By Caitlin Switzer
MONTROSE—(January 15, 2014) As a young man he struck out from his Midwestern home, in search of rugged adventure in the nation’s wild Western Frontier, exploring the rough and ready territory before settling at last in the place that held onto his heart—Montrose.
Though originally named for Pomona, the Roman Goddess of fruit-and later for author Walter Scott’s character “The Duchess of Montrose,” Montrose probably owes far more to a long ago resident nicknamed “Pappy.” Take a quick stroll around town, and evidence of one of the town’s first citizens is everywhere—from the small gabled house he once occupied at 947 South Second Street, to the prominent headstone at Cedar Cemetery, to the life-giving irrigation canal that bears his name.
Oliver D. “Pappy” Loutsenhizer embodied the free spirit of the American West, piecing together a living as a farmer, prospector and miner. Born in Williams, Ohio in 1839, he headed West as soon as he was able, striking out for Montana and the Northwest and eventually passing through Idaho and California as well.
A Montrose Press article dated Feb. 26, 1907, notes that “He came to Colorado in the early days, and made a trip through this country and on to Salt Lake as early as 1860…he was well acquainted with Chief Ouray, and knew all the great Ute chiefs of that time. “
Noting that Loutsenhizer—who was one of the Montrose County’s first three County Commissioners—was “a great factor in the building up of Western Colorado and particularly of Montrose County,” the obituary also touches on one of the frontiersman’s many adventures. After serving as Sheriff of Bozeman, Montana in 1867, the pioneering spirit once again lured Loutsenhizer to head out in search of adventure—this time with one of Colorado’s most notorious historical figures.
“He was with Packer the “man eater” in 1872,” the account recalls, and when the party divided, before Packer went to Lake City, where he murdered and ate his companions, Loutsenhizer and his party went on over to the Tomichi and to Los Pinos Agency.”
That episode was also recounted in the Montrose Press obituary in March of that same year.
“In 1871 he joined a party of trappers and prospectors in the territory of Utah and started for Colorado, with Alfred Packer, who claimed to know the route, as guide. The party became lost on the desert and for months they wandered about, finally reaching the Grand river, not far from where Grand Junction now stands, in a half-starved condition. They continued on and finally pitched camp in the Shavano Valley, a few miles south of Montrose. This was the headquarters of the Ute Indians and they were then under leadership of Ouray who received the palefaces in a kindly manner.

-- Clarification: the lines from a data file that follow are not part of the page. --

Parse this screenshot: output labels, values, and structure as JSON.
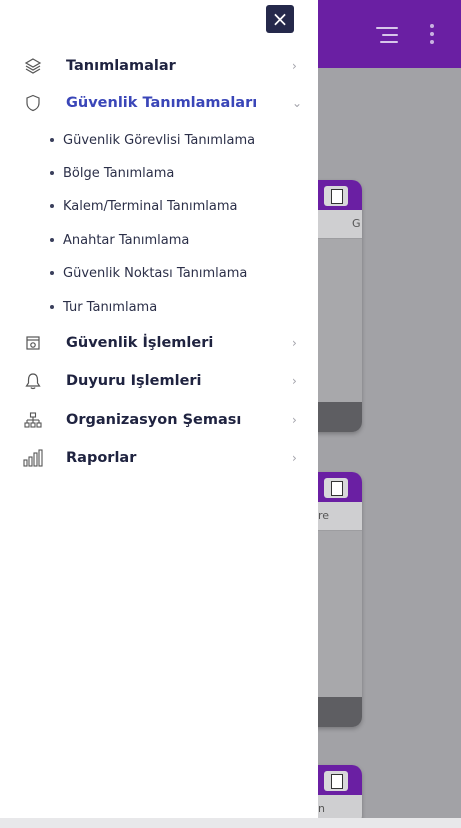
{
  "close_label": "×",
  "menu": [
    {
      "label": "Tanımlamalar",
      "icon": "layers-icon",
      "expanded": false
    },
    {
      "label": "Güvenlik Tanımlamaları",
      "icon": "shield-icon",
      "expanded": true,
      "children": [
        "Güvenlik Görevlisi Tanımlama",
        "Bölge Tanımlama",
        "Kalem/Terminal Tanımlama",
        "Anahtar Tanımlama",
        "Güvenlik Noktası Tanımlama",
        "Tur Tanımlama"
      ]
    },
    {
      "label": "Güvenlik İşlemleri",
      "icon": "safe-icon",
      "expanded": false
    },
    {
      "label": "Duyuru Işlemleri",
      "icon": "bell-icon",
      "expanded": false
    },
    {
      "label": "Organizasyon Şeması",
      "icon": "org-chart-icon",
      "expanded": false
    },
    {
      "label": "Raporlar",
      "icon": "bar-chart-icon",
      "expanded": false
    }
  ],
  "background": {
    "card1_col": "G",
    "card2_col": "re",
    "card3_col": "n"
  },
  "colors": {
    "header": "#6a1fa3",
    "close_button": "#25294b",
    "active_text": "#3a46b8"
  }
}
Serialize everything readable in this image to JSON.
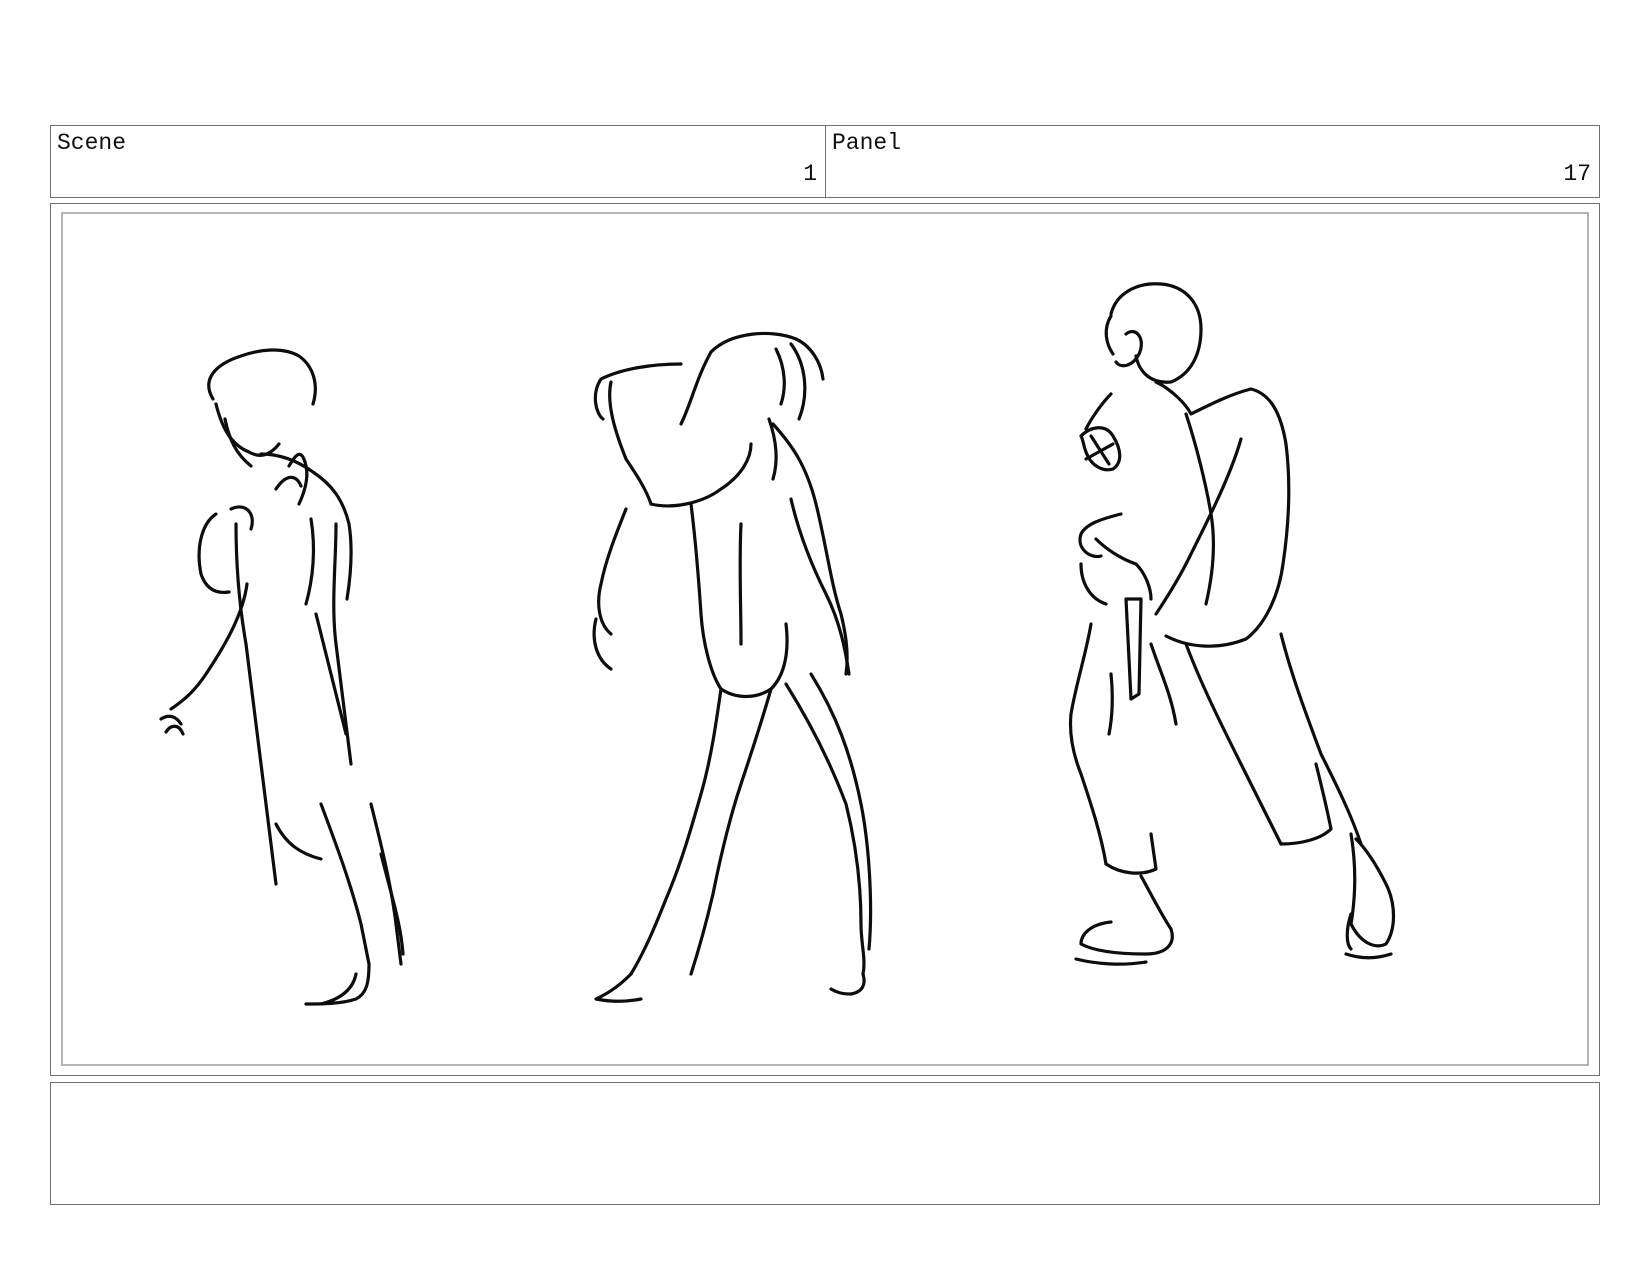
{
  "header": {
    "scene_label": "Scene",
    "scene_number": "1",
    "panel_label": "Panel",
    "panel_number": "17"
  },
  "panel_image": {
    "content": "three-figure-sketch"
  },
  "notes": {
    "text": ""
  }
}
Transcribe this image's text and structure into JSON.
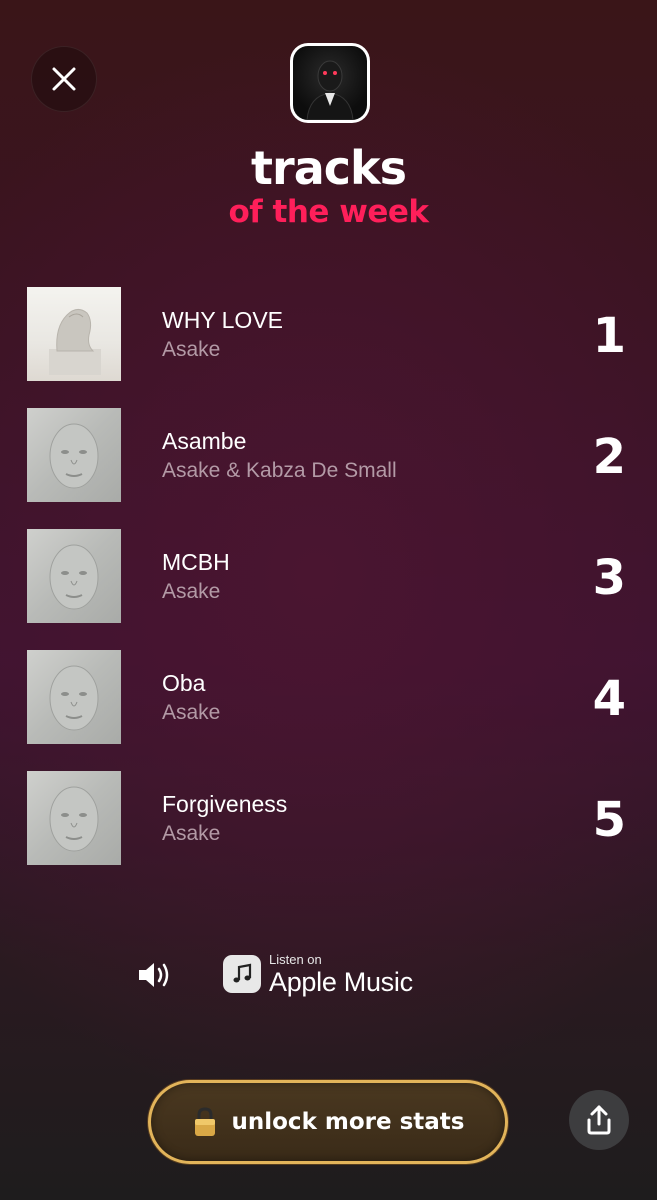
{
  "header": {
    "close_icon": "close-icon",
    "title": "tracks",
    "subtitle": "of the week",
    "accent_color": "#ff1f5a"
  },
  "tracks": [
    {
      "rank": "1",
      "title": "WHY LOVE",
      "artist": "Asake"
    },
    {
      "rank": "2",
      "title": "Asambe",
      "artist": "Asake & Kabza De Small"
    },
    {
      "rank": "3",
      "title": "MCBH",
      "artist": "Asake"
    },
    {
      "rank": "4",
      "title": "Oba",
      "artist": "Asake"
    },
    {
      "rank": "5",
      "title": "Forgiveness",
      "artist": "Asake"
    }
  ],
  "player": {
    "speaker_icon": "speaker-icon",
    "apple_music_small": "Listen on",
    "apple_music_big": "Apple Music"
  },
  "footer": {
    "unlock_label": "unlock more stats",
    "unlock_icon": "lock-icon",
    "share_icon": "share-icon",
    "gold_color": "#e2b45a"
  }
}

“Here the party separated, Loutsenhizer and three others going toward the mining camp of Ouray, Packer and the other three for Los Pinos Agency. The killing of his companions near Lake City and the eating of their flesh by Packer are yet familiar history. Loutsenhizer did not like Packer’s actions on the first part of the trip and this was the cause of the separation in this valley.”
Shortly afterward, the obituary states, Loutsenhizer “settled down for life on the spot now occupied by beautiful Montrose.”
Loutsenhiser and Joseph Selig owned the ranches that were later divided into lots for the town.
According to authors Cathleen Norman and Marilyn Cox in Montrose-Take a Closer Look-A Walking Tour Guide (Preservation Publishing, 2006), the tiny, gabled home that Loutsenhizer lived in with his family (he was married twice and had two daughters, Mae and Julia) still stands at the corner of South Second and Lot streets (947 South Second)—the latter of which appears to be derived from his own last name. On his gravestone, shared by beloved family members, is carved his nickname, “Papa Lot.” A portion of the Loutsenhizer Ranch became the “Loutsenhizer Addition” to the growing town of Montrose.
“His home was there and in that home Loutsenhizer and a good wife welcomed the friend and stranger with the same warm-hearted characteristic of the family. ‘Pappy’ Loutsenhizer was the familiar term with which he was ever greeted,” states his obituary.
When “Pappy” passed away at the age of 78, he was not only one of Montrose’s best-known citizens, but one of the best known residents of the Western Slope. He died at the home of daughter Julia, then Mrs. Harry McNeill, and his older daughter Mae traveled from Hot Springs Arkansas to pay her respects.
“The funeral was held Wednesday afternoon from the opera house and the old time acquaintances of the dead pioneer turned out in large numbers. The floral tribute was elaborate,” noted the Montrose Press. “May the soul of this hardy pioneer rest in peace, in the little cemetery in the Western land he loved so well.”